“We met in 1956. He was on assignment for Look Magazine, photographing Naples; I was vacationing. He came to visit me in Germany, although I didn’t give him my address because I thought he was a playboy! He got it from the youth hostel. He had a Lambretta [motor scooter] and he came over the Alps to Germany. My mother thought he was a spy, because he asked so many questions – it was the time of the Hungarian revolution. I told her he was a journalist and they ask questions. My parents loved him. We moved to Amsterdam, got married there, and my daughter was born there. We loved the artistic community of Amsterdam, and there he published his first book, Jews of Amsterdam. I printed the pictures – we always had a darkroom in our home.
“Leonard wasn’t in America for seven years. In 1963, he made a picture of the Berlin Wall. At the wall there was a black soldier. He was deeply enthralled, though they never spoke. The GI was defending democracy in Europe but at home he had a very difficult life. Leonard came back and said ‘We have to go to America.’ We went to Martin Luther King’s (Jr.) March on America, getting there at 5 a.m. for all the preparations and staying for the whole thing. The pictures he took [of this and much more] were made into a book, Black and White In America, and were sensational; lots of Europeans bought them. We returned to Europe, because Leonard didn’t like the politics in America, and he got lots of assignments.
“In 1970 we decided to return, and we got an apartment in the West Village. He became a full member Magnum photographer with constant assignments — he spent the rest of his life with them. He photographed New York City a lot, made the book Police Work, which was self-assigned work documenting police officers on the job, Rikers Island and what was then a bankrupt, corrupt city.”
During this time Brigitte became a fashion designer, and started what later became a 22-person business. With two incomes allowing them to week-end outside of the city, they fell in love with Garrison after visiting a friend. After renting for a few years, in 1980 they moved to Garrison permanently, buying a home in the woods, where Brigitte still lives, in a rambling, bird-song filled compound which includes Freed’s archives and collections, and from which Brigitte manages the many requests for prints, books and loans for exhibits.

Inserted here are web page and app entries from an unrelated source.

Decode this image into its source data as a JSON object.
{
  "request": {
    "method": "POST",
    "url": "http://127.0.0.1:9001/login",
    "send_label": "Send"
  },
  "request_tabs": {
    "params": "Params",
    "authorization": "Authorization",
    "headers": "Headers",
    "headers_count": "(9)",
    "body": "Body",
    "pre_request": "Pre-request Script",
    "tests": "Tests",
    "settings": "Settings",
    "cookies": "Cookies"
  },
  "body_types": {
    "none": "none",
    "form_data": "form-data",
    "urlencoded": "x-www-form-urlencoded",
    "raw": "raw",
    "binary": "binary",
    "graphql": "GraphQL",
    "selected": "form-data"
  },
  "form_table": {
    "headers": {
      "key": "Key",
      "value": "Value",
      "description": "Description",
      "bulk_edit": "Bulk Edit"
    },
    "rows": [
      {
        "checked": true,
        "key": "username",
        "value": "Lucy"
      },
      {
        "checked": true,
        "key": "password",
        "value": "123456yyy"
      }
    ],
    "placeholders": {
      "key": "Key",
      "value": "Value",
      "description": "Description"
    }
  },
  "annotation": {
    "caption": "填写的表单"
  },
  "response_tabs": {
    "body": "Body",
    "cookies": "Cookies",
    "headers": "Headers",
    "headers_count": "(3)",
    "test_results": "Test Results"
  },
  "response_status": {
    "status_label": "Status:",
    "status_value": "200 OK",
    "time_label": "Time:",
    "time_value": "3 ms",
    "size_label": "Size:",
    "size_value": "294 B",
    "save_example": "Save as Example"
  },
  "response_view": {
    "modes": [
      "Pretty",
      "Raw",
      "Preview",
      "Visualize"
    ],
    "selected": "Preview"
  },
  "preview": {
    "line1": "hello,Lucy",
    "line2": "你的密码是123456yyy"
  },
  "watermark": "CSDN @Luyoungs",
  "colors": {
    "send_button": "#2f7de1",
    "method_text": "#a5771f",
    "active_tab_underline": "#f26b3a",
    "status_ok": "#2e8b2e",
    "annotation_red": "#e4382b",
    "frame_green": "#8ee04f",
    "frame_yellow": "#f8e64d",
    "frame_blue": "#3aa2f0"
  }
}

A quote from Leonard Freed, included in the Guardian UK’s December, 2006 obituary reads, “Suddenly, I feel as if I belong to a tradition. To see life, see the world, be witness to great events, peer into the faces of the poor, the mad, to understand the shadows of the jungle, hidden things, to see, to rejoice in seeing, to be spiritually enriched.”
Also on view at Gallery 66 NY will be Suzanne Langle’s modified concrete sculptures of Fantastical Beasts: creatures whose domain exists on the spiritual bridge between the myths and mysteries of creation and the physical world. Gallery 66 NY is located at 66 Main St., Cold Spring, For further information, visit gallery66ny.com or phone 845-809-5838.